_PROBLEM STATEMENT_
All entries below must be given again exactly as they stand.

_DATA_
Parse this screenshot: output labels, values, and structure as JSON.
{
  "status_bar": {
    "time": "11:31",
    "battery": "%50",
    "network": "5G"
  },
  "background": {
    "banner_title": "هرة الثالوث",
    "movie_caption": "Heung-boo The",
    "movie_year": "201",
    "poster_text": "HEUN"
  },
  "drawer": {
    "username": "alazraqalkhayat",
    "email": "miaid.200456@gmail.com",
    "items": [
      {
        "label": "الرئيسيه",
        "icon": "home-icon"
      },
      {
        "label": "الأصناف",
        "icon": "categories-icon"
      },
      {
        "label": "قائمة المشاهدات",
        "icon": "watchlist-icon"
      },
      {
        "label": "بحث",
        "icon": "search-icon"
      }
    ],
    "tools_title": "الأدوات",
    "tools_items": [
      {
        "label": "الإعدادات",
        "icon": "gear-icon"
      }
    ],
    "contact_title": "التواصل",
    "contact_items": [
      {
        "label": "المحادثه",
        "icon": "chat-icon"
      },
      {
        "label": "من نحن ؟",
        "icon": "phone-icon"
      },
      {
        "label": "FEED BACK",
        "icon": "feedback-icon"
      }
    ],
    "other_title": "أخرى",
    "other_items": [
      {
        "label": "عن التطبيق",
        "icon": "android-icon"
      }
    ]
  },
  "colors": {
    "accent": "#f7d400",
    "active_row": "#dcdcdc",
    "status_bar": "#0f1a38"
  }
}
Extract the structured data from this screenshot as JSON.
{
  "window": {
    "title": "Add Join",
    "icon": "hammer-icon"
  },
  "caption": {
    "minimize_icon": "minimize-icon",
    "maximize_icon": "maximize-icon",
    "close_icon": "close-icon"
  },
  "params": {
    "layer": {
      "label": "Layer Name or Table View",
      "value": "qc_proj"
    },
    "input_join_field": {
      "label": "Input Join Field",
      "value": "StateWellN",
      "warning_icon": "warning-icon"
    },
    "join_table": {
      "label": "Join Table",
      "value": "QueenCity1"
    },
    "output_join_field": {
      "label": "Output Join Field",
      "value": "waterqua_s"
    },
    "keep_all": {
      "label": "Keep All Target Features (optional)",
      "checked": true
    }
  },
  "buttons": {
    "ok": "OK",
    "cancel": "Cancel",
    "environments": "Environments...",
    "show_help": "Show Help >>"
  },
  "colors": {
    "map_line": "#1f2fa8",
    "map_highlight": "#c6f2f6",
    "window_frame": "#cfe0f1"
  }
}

_RESPONSE TO THE TASK_
Parse this screenshot: output labels, values, and structure as JSON.
{
  "status_bar": {
    "time": "11:31",
    "battery": "%50",
    "network": "5G"
  },
  "background": {
    "banner_title": "هرة الثالوث",
    "movie_caption": "Heung-boo The",
    "movie_year": "201",
    "poster_text": "HEUN"
  },
  "drawer": {
    "username": "alazraqalkhayat",
    "email": "miaid.200456@gmail.com",
    "items": [
      {
        "label": "الرئيسيه",
        "icon": "home-icon"
      },
      {
        "label": "الأصناف",
        "icon": "categories-icon"
      },
      {
        "label": "قائمة المشاهدات",
        "icon": "watchlist-icon"
      },
      {
        "label": "بحث",
        "icon": "search-icon"
      }
    ],
    "tools_title": "الأدوات",
    "tools_items": [
      {
        "label": "الإعدادات",
        "icon": "gear-icon"
      }
    ],
    "contact_title": "التواصل",
    "contact_items": [
      {
        "label": "المحادثه",
        "icon": "chat-icon"
      },
      {
        "label": "من نحن ؟",
        "icon": "phone-icon"
      },
      {
        "label": "FEED BACK",
        "icon": "feedback-icon"
      }
    ],
    "other_title": "أخرى",
    "other_items": [
      {
        "label": "عن التطبيق",
        "icon": "android-icon"
      }
    ]
  },
  "colors": {
    "accent": "#f7d400",
    "active_row": "#dcdcdc",
    "status_bar": "#0f1a38"
  }
}
Extract the structured data from this screenshot as JSON.
{
  "window": {
    "title": "Add Join",
    "icon": "hammer-icon"
  },
  "caption": {
    "minimize_icon": "minimize-icon",
    "maximize_icon": "maximize-icon",
    "close_icon": "close-icon"
  },
  "params": {
    "layer": {
      "label": "Layer Name or Table View",
      "value": "qc_proj"
    },
    "input_join_field": {
      "label": "Input Join Field",
      "value": "StateWellN",
      "warning_icon": "warning-icon"
    },
    "join_table": {
      "label": "Join Table",
      "value": "QueenCity1"
    },
    "output_join_field": {
      "label": "Output Join Field",
      "value": "waterqua_s"
    },
    "keep_all": {
      "label": "Keep All Target Features (optional)",
      "checked": true
    }
  },
  "buttons": {
    "ok": "OK",
    "cancel": "Cancel",
    "environments": "Environments...",
    "show_help": "Show Help >>"
  },
  "colors": {
    "map_line": "#1f2fa8",
    "map_highlight": "#c6f2f6",
    "window_frame": "#cfe0f1"
  }
}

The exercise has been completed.